Repeat the data below word for word.

----- Provided records

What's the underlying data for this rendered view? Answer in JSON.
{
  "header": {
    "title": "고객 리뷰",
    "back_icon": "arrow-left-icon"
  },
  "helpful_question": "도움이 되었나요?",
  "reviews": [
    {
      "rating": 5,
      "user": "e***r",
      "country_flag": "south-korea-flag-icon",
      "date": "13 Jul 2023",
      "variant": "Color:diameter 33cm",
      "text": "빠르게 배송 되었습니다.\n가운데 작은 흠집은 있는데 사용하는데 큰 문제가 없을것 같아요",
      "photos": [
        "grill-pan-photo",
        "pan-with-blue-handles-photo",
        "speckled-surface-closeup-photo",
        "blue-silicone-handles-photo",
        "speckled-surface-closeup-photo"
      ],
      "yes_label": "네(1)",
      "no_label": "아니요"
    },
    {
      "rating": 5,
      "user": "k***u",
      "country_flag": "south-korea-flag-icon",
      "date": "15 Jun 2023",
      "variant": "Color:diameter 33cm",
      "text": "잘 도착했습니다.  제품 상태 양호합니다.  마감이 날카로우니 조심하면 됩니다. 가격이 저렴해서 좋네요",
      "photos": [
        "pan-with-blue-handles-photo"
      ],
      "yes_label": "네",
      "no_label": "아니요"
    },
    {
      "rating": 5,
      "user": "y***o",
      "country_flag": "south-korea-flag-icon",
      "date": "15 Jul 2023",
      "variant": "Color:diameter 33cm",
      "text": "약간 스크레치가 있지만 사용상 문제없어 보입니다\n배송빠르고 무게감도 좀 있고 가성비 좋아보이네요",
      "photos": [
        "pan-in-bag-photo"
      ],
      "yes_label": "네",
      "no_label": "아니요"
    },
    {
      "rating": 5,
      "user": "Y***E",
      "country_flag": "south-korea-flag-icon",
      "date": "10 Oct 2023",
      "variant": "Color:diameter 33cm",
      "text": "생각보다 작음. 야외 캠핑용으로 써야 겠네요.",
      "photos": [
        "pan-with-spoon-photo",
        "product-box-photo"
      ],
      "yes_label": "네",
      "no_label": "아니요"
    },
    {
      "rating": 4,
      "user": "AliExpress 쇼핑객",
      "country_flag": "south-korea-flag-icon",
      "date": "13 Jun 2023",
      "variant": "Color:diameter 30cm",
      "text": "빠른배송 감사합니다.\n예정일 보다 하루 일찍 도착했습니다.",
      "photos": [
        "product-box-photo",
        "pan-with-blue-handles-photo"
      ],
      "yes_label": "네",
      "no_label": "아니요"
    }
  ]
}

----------

Solution to this exercise >>
What's the underlying data for this rendered view? Answer in JSON.
{
  "header": {
    "title": "고객 리뷰",
    "back_icon": "arrow-left-icon"
  },
  "helpful_question": "도움이 되었나요?",
  "reviews": [
    {
      "rating": 5,
      "user": "e***r",
      "country_flag": "south-korea-flag-icon",
      "date": "13 Jul 2023",
      "variant": "Color:diameter 33cm",
      "text": "빠르게 배송 되었습니다.\n가운데 작은 흠집은 있는데 사용하는데 큰 문제가 없을것 같아요",
      "photos": [
        "grill-pan-photo",
        "pan-with-blue-handles-photo",
        "speckled-surface-closeup-photo",
        "blue-silicone-handles-photo",
        "speckled-surface-closeup-photo"
      ],
      "yes_label": "네(1)",
      "no_label": "아니요"
    },
    {
      "rating": 5,
      "user": "k***u",
      "country_flag": "south-korea-flag-icon",
      "date": "15 Jun 2023",
      "variant": "Color:diameter 33cm",
      "text": "잘 도착했습니다.  제품 상태 양호합니다.  마감이 날카로우니 조심하면 됩니다. 가격이 저렴해서 좋네요",
      "photos": [
        "pan-with-blue-handles-photo"
      ],
      "yes_label": "네",
      "no_label": "아니요"
    },
    {
      "rating": 5,
      "user": "y***o",
      "country_flag": "south-korea-flag-icon",
      "date": "15 Jul 2023",
      "variant": "Color:diameter 33cm",
      "text": "약간 스크레치가 있지만 사용상 문제없어 보입니다\n배송빠르고 무게감도 좀 있고 가성비 좋아보이네요",
      "photos": [
        "pan-in-bag-photo"
      ],
      "yes_label": "네",
      "no_label": "아니요"
    },
    {
      "rating": 5,
      "user": "Y***E",
      "country_flag": "south-korea-flag-icon",
      "date": "10 Oct 2023",
      "variant": "Color:diameter 33cm",
      "text": "생각보다 작음. 야외 캠핑용으로 써야 겠네요.",
      "photos": [
        "pan-with-spoon-photo",
        "product-box-photo"
      ],
      "yes_label": "네",
      "no_label": "아니요"
    },
    {
      "rating": 4,
      "user": "AliExpress 쇼핑객",
      "country_flag": "south-korea-flag-icon",
      "date": "13 Jun 2023",
      "variant": "Color:diameter 30cm",
      "text": "빠른배송 감사합니다.\n예정일 보다 하루 일찍 도착했습니다.",
      "photos": [
        "product-box-photo",
        "pan-with-blue-handles-photo"
      ],
      "yes_label": "네",
      "no_label": "아니요"
    }
  ]
}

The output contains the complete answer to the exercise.